*** DATASET EXCERPTS ***

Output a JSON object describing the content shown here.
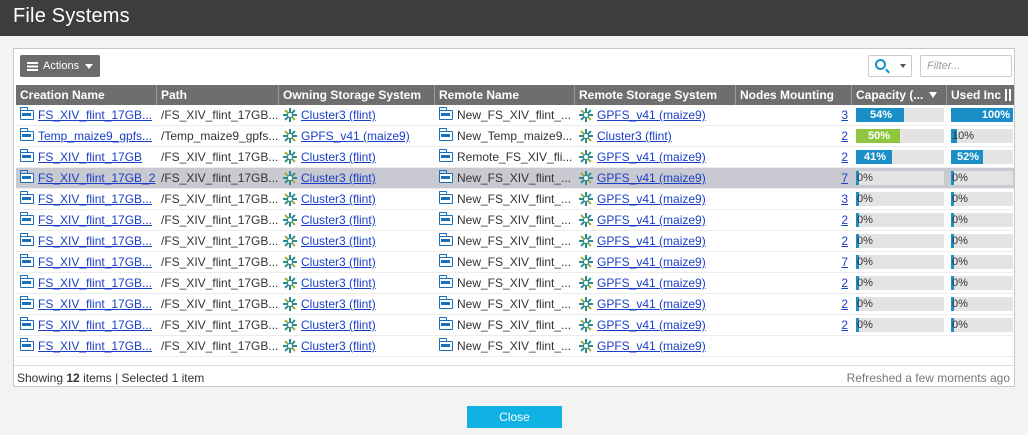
{
  "window": {
    "title": "File Systems"
  },
  "toolbar": {
    "actions_label": "Actions",
    "filter_placeholder": "Filter..."
  },
  "columns": [
    "Creation Name",
    "Path",
    "Owning Storage System",
    "Remote Name",
    "Remote Storage System",
    "Nodes Mounting",
    "Capacity (...",
    "Used Inc"
  ],
  "rows": [
    {
      "creation_name": "FS_XIV_flint_17GB...",
      "path": "/FS_XIV_flint_17GB...",
      "owning_system": "Cluster3 (flint)",
      "remote_name": "New_FS_XIV_flint_...",
      "remote_system": "GPFS_v41 (maize9)",
      "nodes_mounting": "3",
      "capacity_pct": 54,
      "capacity_label": "54%",
      "used_inc_pct": 100,
      "used_inc_label": "100%",
      "selected": false
    },
    {
      "creation_name": "Temp_maize9_gpfs...",
      "path": "/Temp_maize9_gpfs...",
      "owning_system": "GPFS_v41 (maize9)",
      "remote_name": "New_Temp_maize9...",
      "remote_system": "Cluster3 (flint)",
      "nodes_mounting": "2",
      "capacity_pct": 50,
      "capacity_label": "50%",
      "used_inc_pct": 10,
      "used_inc_label": "10%",
      "selected": false
    },
    {
      "creation_name": "FS_XIV_flint_17GB",
      "path": "/FS_XIV_flint_17GB...",
      "owning_system": "Cluster3 (flint)",
      "remote_name": "Remote_FS_XIV_fli...",
      "remote_system": "GPFS_v41 (maize9)",
      "nodes_mounting": "2",
      "capacity_pct": 41,
      "capacity_label": "41%",
      "used_inc_pct": 52,
      "used_inc_label": "52%",
      "selected": false
    },
    {
      "creation_name": "FS_XIV_flint_17GB_2",
      "path": "/FS_XIV_flint_17GB...",
      "owning_system": "Cluster3 (flint)",
      "remote_name": "New_FS_XIV_flint_...",
      "remote_system": "GPFS_v41 (maize9)",
      "nodes_mounting": "7",
      "capacity_pct": 2,
      "capacity_label": "0%",
      "used_inc_pct": 2,
      "used_inc_label": "0%",
      "selected": true
    },
    {
      "creation_name": "FS_XIV_flint_17GB...",
      "path": "/FS_XIV_flint_17GB...",
      "owning_system": "Cluster3 (flint)",
      "remote_name": "New_FS_XIV_flint_...",
      "remote_system": "GPFS_v41 (maize9)",
      "nodes_mounting": "3",
      "capacity_pct": 2,
      "capacity_label": "0%",
      "used_inc_pct": 2,
      "used_inc_label": "0%",
      "selected": false
    },
    {
      "creation_name": "FS_XIV_flint_17GB...",
      "path": "/FS_XIV_flint_17GB...",
      "owning_system": "Cluster3 (flint)",
      "remote_name": "New_FS_XIV_flint_...",
      "remote_system": "GPFS_v41 (maize9)",
      "nodes_mounting": "2",
      "capacity_pct": 2,
      "capacity_label": "0%",
      "used_inc_pct": 2,
      "used_inc_label": "0%",
      "selected": false
    },
    {
      "creation_name": "FS_XIV_flint_17GB...",
      "path": "/FS_XIV_flint_17GB...",
      "owning_system": "Cluster3 (flint)",
      "remote_name": "New_FS_XIV_flint_...",
      "remote_system": "GPFS_v41 (maize9)",
      "nodes_mounting": "2",
      "capacity_pct": 2,
      "capacity_label": "0%",
      "used_inc_pct": 2,
      "used_inc_label": "0%",
      "selected": false
    },
    {
      "creation_name": "FS_XIV_flint_17GB...",
      "path": "/FS_XIV_flint_17GB...",
      "owning_system": "Cluster3 (flint)",
      "remote_name": "New_FS_XIV_flint_...",
      "remote_system": "GPFS_v41 (maize9)",
      "nodes_mounting": "7",
      "capacity_pct": 2,
      "capacity_label": "0%",
      "used_inc_pct": 2,
      "used_inc_label": "0%",
      "selected": false
    },
    {
      "creation_name": "FS_XIV_flint_17GB...",
      "path": "/FS_XIV_flint_17GB...",
      "owning_system": "Cluster3 (flint)",
      "remote_name": "New_FS_XIV_flint_...",
      "remote_system": "GPFS_v41 (maize9)",
      "nodes_mounting": "2",
      "capacity_pct": 2,
      "capacity_label": "0%",
      "used_inc_pct": 2,
      "used_inc_label": "0%",
      "selected": false
    },
    {
      "creation_name": "FS_XIV_flint_17GB...",
      "path": "/FS_XIV_flint_17GB...",
      "owning_system": "Cluster3 (flint)",
      "remote_name": "New_FS_XIV_flint_...",
      "remote_system": "GPFS_v41 (maize9)",
      "nodes_mounting": "2",
      "capacity_pct": 2,
      "capacity_label": "0%",
      "used_inc_pct": 2,
      "used_inc_label": "0%",
      "selected": false
    },
    {
      "creation_name": "FS_XIV_flint_17GB...",
      "path": "/FS_XIV_flint_17GB...",
      "owning_system": "Cluster3 (flint)",
      "remote_name": "New_FS_XIV_flint_...",
      "remote_system": "GPFS_v41 (maize9)",
      "nodes_mounting": "2",
      "capacity_pct": 2,
      "capacity_label": "0%",
      "used_inc_pct": 2,
      "used_inc_label": "0%",
      "selected": false
    },
    {
      "creation_name": "FS_XIV_flint_17GB...",
      "path": "/FS_XIV_flint_17GB...",
      "owning_system": "Cluster3 (flint)",
      "remote_name": "New_FS_XIV_flint_...",
      "remote_system": "GPFS_v41 (maize9)",
      "nodes_mounting": "",
      "capacity_pct": null,
      "capacity_label": "",
      "used_inc_pct": null,
      "used_inc_label": "",
      "selected": false
    }
  ],
  "footer": {
    "showing_prefix": "Showing",
    "item_count": "12",
    "items_suffix": "items | Selected 1 item",
    "refreshed": "Refreshed a few moments ago"
  },
  "close_label": "Close",
  "colors": {
    "capacity_bar": "#1a8fc7",
    "capacity_bar_low": "#8ec63f",
    "used_bar": "#1a8fc7"
  }
}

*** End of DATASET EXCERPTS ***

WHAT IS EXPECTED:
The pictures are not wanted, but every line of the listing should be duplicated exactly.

WRITTEN SOLUTION:
Output a JSON object describing the content shown here.
{
  "window": {
    "title": "File Systems"
  },
  "toolbar": {
    "actions_label": "Actions",
    "filter_placeholder": "Filter..."
  },
  "columns": [
    "Creation Name",
    "Path",
    "Owning Storage System",
    "Remote Name",
    "Remote Storage System",
    "Nodes Mounting",
    "Capacity (...",
    "Used Inc"
  ],
  "rows": [
    {
      "creation_name": "FS_XIV_flint_17GB...",
      "path": "/FS_XIV_flint_17GB...",
      "owning_system": "Cluster3 (flint)",
      "remote_name": "New_FS_XIV_flint_...",
      "remote_system": "GPFS_v41 (maize9)",
      "nodes_mounting": "3",
      "capacity_pct": 54,
      "capacity_label": "54%",
      "used_inc_pct": 100,
      "used_inc_label": "100%",
      "selected": false
    },
    {
      "creation_name": "Temp_maize9_gpfs...",
      "path": "/Temp_maize9_gpfs...",
      "owning_system": "GPFS_v41 (maize9)",
      "remote_name": "New_Temp_maize9...",
      "remote_system": "Cluster3 (flint)",
      "nodes_mounting": "2",
      "capacity_pct": 50,
      "capacity_label": "50%",
      "used_inc_pct": 10,
      "used_inc_label": "10%",
      "selected": false
    },
    {
      "creation_name": "FS_XIV_flint_17GB",
      "path": "/FS_XIV_flint_17GB...",
      "owning_system": "Cluster3 (flint)",
      "remote_name": "Remote_FS_XIV_fli...",
      "remote_system": "GPFS_v41 (maize9)",
      "nodes_mounting": "2",
      "capacity_pct": 41,
      "capacity_label": "41%",
      "used_inc_pct": 52,
      "used_inc_label": "52%",
      "selected": false
    },
    {
      "creation_name": "FS_XIV_flint_17GB_2",
      "path": "/FS_XIV_flint_17GB...",
      "owning_system": "Cluster3 (flint)",
      "remote_name": "New_FS_XIV_flint_...",
      "remote_system": "GPFS_v41 (maize9)",
      "nodes_mounting": "7",
      "capacity_pct": 2,
      "capacity_label": "0%",
      "used_inc_pct": 2,
      "used_inc_label": "0%",
      "selected": true
    },
    {
      "creation_name": "FS_XIV_flint_17GB...",
      "path": "/FS_XIV_flint_17GB...",
      "owning_system": "Cluster3 (flint)",
      "remote_name": "New_FS_XIV_flint_...",
      "remote_system": "GPFS_v41 (maize9)",
      "nodes_mounting": "3",
      "capacity_pct": 2,
      "capacity_label": "0%",
      "used_inc_pct": 2,
      "used_inc_label": "0%",
      "selected": false
    },
    {
      "creation_name": "FS_XIV_flint_17GB...",
      "path": "/FS_XIV_flint_17GB...",
      "owning_system": "Cluster3 (flint)",
      "remote_name": "New_FS_XIV_flint_...",
      "remote_system": "GPFS_v41 (maize9)",
      "nodes_mounting": "2",
      "capacity_pct": 2,
      "capacity_label": "0%",
      "used_inc_pct": 2,
      "used_inc_label": "0%",
      "selected": false
    },
    {
      "creation_name": "FS_XIV_flint_17GB...",
      "path": "/FS_XIV_flint_17GB...",
      "owning_system": "Cluster3 (flint)",
      "remote_name": "New_FS_XIV_flint_...",
      "remote_system": "GPFS_v41 (maize9)",
      "nodes_mounting": "2",
      "capacity_pct": 2,
      "capacity_label": "0%",
      "used_inc_pct": 2,
      "used_inc_label": "0%",
      "selected": false
    },
    {
      "creation_name": "FS_XIV_flint_17GB...",
      "path": "/FS_XIV_flint_17GB...",
      "owning_system": "Cluster3 (flint)",
      "remote_name": "New_FS_XIV_flint_...",
      "remote_system": "GPFS_v41 (maize9)",
      "nodes_mounting": "7",
      "capacity_pct": 2,
      "capacity_label": "0%",
      "used_inc_pct": 2,
      "used_inc_label": "0%",
      "selected": false
    },
    {
      "creation_name": "FS_XIV_flint_17GB...",
      "path": "/FS_XIV_flint_17GB...",
      "owning_system": "Cluster3 (flint)",
      "remote_name": "New_FS_XIV_flint_...",
      "remote_system": "GPFS_v41 (maize9)",
      "nodes_mounting": "2",
      "capacity_pct": 2,
      "capacity_label": "0%",
      "used_inc_pct": 2,
      "used_inc_label": "0%",
      "selected": false
    },
    {
      "creation_name": "FS_XIV_flint_17GB...",
      "path": "/FS_XIV_flint_17GB...",
      "owning_system": "Cluster3 (flint)",
      "remote_name": "New_FS_XIV_flint_...",
      "remote_system": "GPFS_v41 (maize9)",
      "nodes_mounting": "2",
      "capacity_pct": 2,
      "capacity_label": "0%",
      "used_inc_pct": 2,
      "used_inc_label": "0%",
      "selected": false
    },
    {
      "creation_name": "FS_XIV_flint_17GB...",
      "path": "/FS_XIV_flint_17GB...",
      "owning_system": "Cluster3 (flint)",
      "remote_name": "New_FS_XIV_flint_...",
      "remote_system": "GPFS_v41 (maize9)",
      "nodes_mounting": "2",
      "capacity_pct": 2,
      "capacity_label": "0%",
      "used_inc_pct": 2,
      "used_inc_label": "0%",
      "selected": false
    },
    {
      "creation_name": "FS_XIV_flint_17GB...",
      "path": "/FS_XIV_flint_17GB...",
      "owning_system": "Cluster3 (flint)",
      "remote_name": "New_FS_XIV_flint_...",
      "remote_system": "GPFS_v41 (maize9)",
      "nodes_mounting": "",
      "capacity_pct": null,
      "capacity_label": "",
      "used_inc_pct": null,
      "used_inc_label": "",
      "selected": false
    }
  ],
  "footer": {
    "showing_prefix": "Showing",
    "item_count": "12",
    "items_suffix": "items | Selected 1 item",
    "refreshed": "Refreshed a few moments ago"
  },
  "close_label": "Close",
  "colors": {
    "capacity_bar": "#1a8fc7",
    "capacity_bar_low": "#8ec63f",
    "used_bar": "#1a8fc7"
  }
}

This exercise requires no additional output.